I can only talk about our own personal journey regarding homeschooling. This is an individual walk, and I can only give my experience. Once people “get over” the hurdle and accept homeschooling as a viable option for the younger years and even the early grades, I agree that I often hear “well, I plan to homeschool until middle school” or “I plan to homeschool until high school”. Many homeschooling parents, at least in the Waldorf community, have told me they feel not only is there a huge decline in folks homeschooling this age group of children, but that also the number of resources drops off dramatically. It can be a hard and isolating road.
One of my Dutch friends was explaining to me the other day that in the Netherlands they say those ages are “being between the napkin and the tablecloth”. You are not a child, yet not an adult. You are not really treated as an adult, but you don’t really feel like a child.I
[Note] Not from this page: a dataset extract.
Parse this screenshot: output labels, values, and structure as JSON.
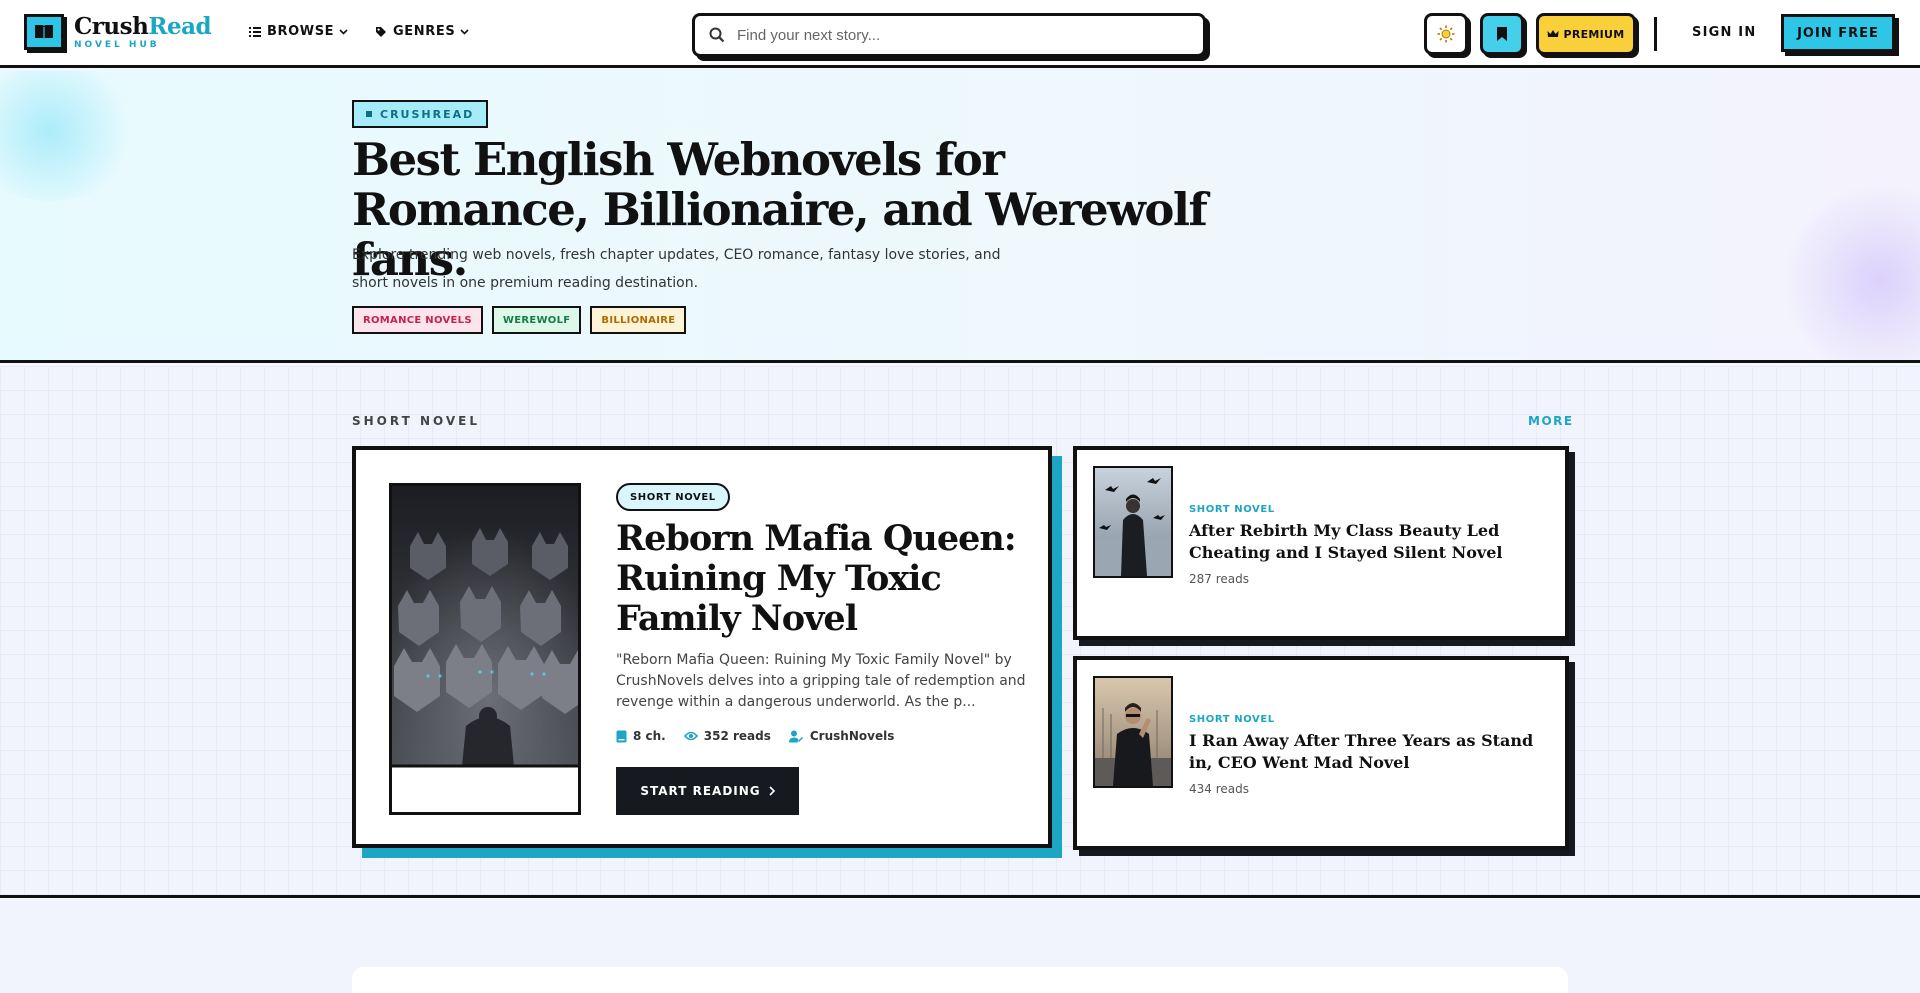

Something that is well accepted in developmental circles is the fragility of the budding self that occurs around the age of 12 and 13. Bodies start changing, voices start changing in boys, limbs are long and heavy. And there is this beautiful and vibrant fragility I see in the teenagers ages 13 and 14 that I get the pleasure of being with. They are finding themselves and their own passions and their own opinions. To me, it is almost like a butterfly struggling to come out of its cocoon. The Gesell Institute writes about the needs for privacy often seen in a thirteen-year old: “by withdrawing and refusing to share, Thirteen protects something far too fragile and half formed for others to see, his budding personality.”
So, I think there are two sides to this. In American society at least, I think the idea of the sullen, withdrawn teenager has gone much too far. Space is important, but it must have a balance of space within the community. And to our family, the most important thing for this period for their overall education is for our children to be with family as their community and with the well-trusted adults and friends they have developed. Eugene Schwartz recently gave an interesting lecture Continue reading
I have written about my fascination with the forest kindergarten/farm school movement in back posts with detailed links. I recently found this link interviewing Erin Kenny, founder of Cedarsong Forest Kindergarten. You can read that interview here: http://www.safbaby.com/forest-kindergarten-a-better-way-to-teach-our-young-children.
I think the models we have for this movement within Waldorf Education are places such as Nokken with Helle Heckmann (please see back posts on Nokken on this blog and also this link regarding farm-based educator inspired by Waldorf Education: https://www.biodynamics.com/farm-based-educators).
The major benefits of Forest School, as listed in the book, “Forest School and Outdoor Learning in the Early Years” by Sara Knight are increased confidence and self-belief; social skills with increased awareness of the consequence of their actions on other people, peers and adults and the ability to work cooperatively; more sophisticated written and spoken language; increased motivation and concentration; improved stamina and gross and fine motor skills; increased respect for the environment and increased observational skills; ability to have new perspectives and form positive relationships with others; a ripple effect to the family.
I have been thinking lately Continue reading
One thing I think that you should start doing if you are going through the grades for the first time, is to gather lists for each grade – books by topic, possible field trips in your area, etc.
There are some ideas by curriculum writers or Waldorf teachers for seventh grade, in no particular order:
This is a list of books that I am personally finding helpful so far and wanted to share. This is absolutely by no means an inclusive list, or a list of “doing it right.” It is just a list of possibilities. By subject: Continue reading